“When the decision was made to postpone the Tokyo 2020 Games, I think most of the 2020 staff and partners, including me, were very much surprised and shocked,” Yamawaki said. “But, at the same time, they realised that postponement was better than last-minute cancellation—especially for the athletes who had been working so hard to get into the Games”.
He noted that most staff and partners were very happy one week later when it was announced that the Paralympics would be rescheduled for the same dates and venues in 2021, giving them a clear roadmap from which to work for one more year. “But I don’t think they realised how hard it would be to reschedule at the moment they received that news,” he added, pointing out that it is a huge job to renegotiate thousands of contracts one by one to secure the same venues, volunteers, transport and accommodations for the same dates next year.
The IPC alone, Spence added, had to review 300 contracts—including television contracts with 164 broadcasters—in the space of two weeks, and that each impacted the cash flow of the IPC for 2020.
“The safety of athletes is our number-one priority. Everything else related to the Games will be downscaled to save costs,” said Parsons.
Saying that the Games cannot be disconnected from the rest of the world—that all nations have been affected by the coronavirus, and even delivery of a vaccine tomorrow won’t solve all challenges—he explained some of the changes we will likely see.
“One of the principles we have agreed with Tokyo is that it will, first and foremost, be about sport.
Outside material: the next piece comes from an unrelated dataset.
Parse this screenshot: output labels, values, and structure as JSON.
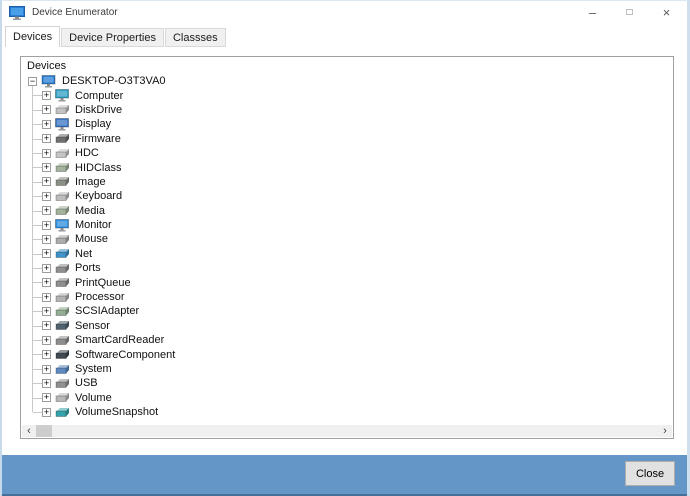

So, everything that directly is involved with the performance of the athletes, or with the well-being of the athletes, will remain untouched. Everything else, we are agreeing with Tokyo in reducing and downscaling the operations. We have identified, already, more than 200 opportunities and we are discussing these with Tokyo, and our understanding is that this can become a blueprint for the future.
“One of the positives that we can take from this situation is how we can find a way to deliver Games that are more rational from a spending point of view and cut, basically, everything that does not have a direct impact on the running of the Games—and we could not have chosen a more reliable organising committee to do that”.
The Paralympics also drives improvements to infrastructure, and 99% of Japan’s rail stations are expected to be barrier-free by the start of next summer’s Paralympics, up from 75% when Tokyo was named the host city seven years ago.
Past Games have shown that education and attitudes are also changed in communities which host the Paralympics, and Yamawaki talked about progress that he has already seen. Some 36,000 primary and secondary school children have taken part in education programmes at the Nippon Foundation Paralympic Support Center, where he is chairman.
“We have seen significant change in realising the awareness of parasports and people’s perceptions of disability,” he said. “Children who learn from this unique, never-seen-before programme will become future leaders who help create an inclusive society after the Paralympics. And they will teach their parents, too”.
Spence said: “People with disabilities always find innovative ways to beat the challenges they face on a daily basis, so they can bring creativity to business and add significant value to the bottom line. We want everyone to see the opportunity and value of diversity”.
Asked how the foreign business community in Japan can get involved, Parsons called on firms to look not only to Tokyo 2020 but to the legacy the IPC wants to create, and to find ways in which they can become more accessible and inclusive. Even small steps, he said, can make a real difference.